“Kyagalanyi has been using a digital internal inspection system since 2014, but for certificate holders that still work with a paper-based system, this will be a big leap.”Anneke Fermont, Regional Sustainability Manager at Kyagalanyi
To address this challenge, the Rainforest Alliance is developing a new digital tool called the Farm Intelligence App. This mobile and web-based app is designed to support the collection of data for group member registry and internal inspections. Early adoption and feedback on the app will begin soon with selected farmers. As of now, digital data collection is not mandatory for most certificate holders: we need to give them time to prepare to make the switch.
Feedback put into action
The feedback that Kyagalanyi shared with us has already resulted in some adjustments to the standard. For example, they pointed out that, in Uganda, farmers plant trees to harvest wood as a pension scheme. That meant that if the standard strictly prohibited the cutting of trees in all circumstances, these farmers wouldn’t plant any trees at all since they would not be able to cut them to harvest wood. This would be counterproductive to our goals of increasing forest cover and biodiversity, which is why we adapted this requirement before publication of the 2020 standard. The new requirements guide farmers to plant and cut trees in a sustainable way.
As we roll out the 2020 Certification Program, we are continuing to gather feedback from the early implementers and other farmers and companies we work with.

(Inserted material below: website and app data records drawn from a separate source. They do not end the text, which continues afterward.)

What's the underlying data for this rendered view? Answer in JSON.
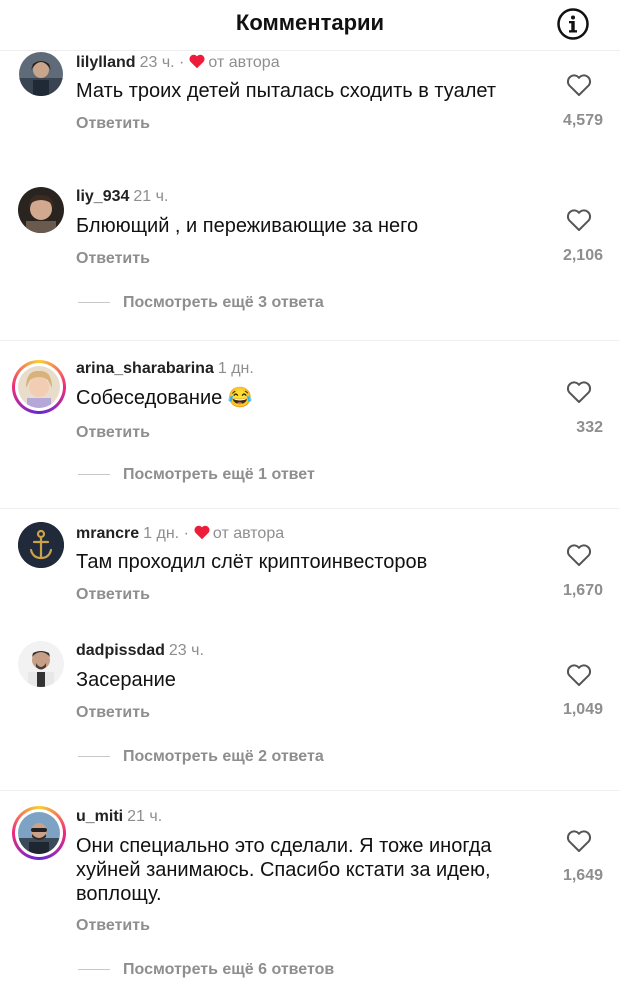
{
  "header": {
    "title": "Комментарии"
  },
  "comments": [
    {
      "username": "lilylland",
      "time": "23 ч.",
      "author_liked": true,
      "author_label": "от автора",
      "text": "Мать троих детей пыталась сходить в туалет",
      "reply": "Ответить",
      "likes": "4,579"
    },
    {
      "username": "liy_934",
      "time": "21 ч.",
      "author_liked": false,
      "text": "Блюющий , и переживающие за него",
      "reply": "Ответить",
      "likes": "2,106",
      "more": "Посмотреть ещё 3 ответа"
    },
    {
      "username": "arina_sharabarina",
      "time": "1 дн.",
      "author_liked": false,
      "text": "Собеседование 😂",
      "reply": "Ответить",
      "likes": "332",
      "more": "Посмотреть ещё 1 ответ"
    },
    {
      "username": "mrancre",
      "time": "1 дн.",
      "author_liked": true,
      "author_label": "от автора",
      "text": "Там проходил слёт криптоинвесторов",
      "reply": "Ответить",
      "likes": "1,670"
    },
    {
      "username": "dadpissdad",
      "time": "23 ч.",
      "author_liked": false,
      "text": "Засерание",
      "reply": "Ответить",
      "likes": "1,049",
      "more": "Посмотреть ещё 2 ответа"
    },
    {
      "username": "u_miti",
      "time": "21 ч.",
      "author_liked": false,
      "text": "Они специально это сделали. Я тоже иногда хуйней занимаюсь. Спасибо кстати за идею, воплощу.",
      "reply": "Ответить",
      "likes": "1,649",
      "more": "Посмотреть ещё 6 ответов"
    }
  ],
  "colors": {
    "heart": "#ed1c3a",
    "muted": "#8e8e8e"
  }
}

In January 2021, registration in our certification platform opens for farmers and companies, with audits against the new requirements starting in July 2021. Learn more about timelines for transitioning to the 2020 Certification Program.
All visuals (except for polygon) by Kyagalanyi Coffee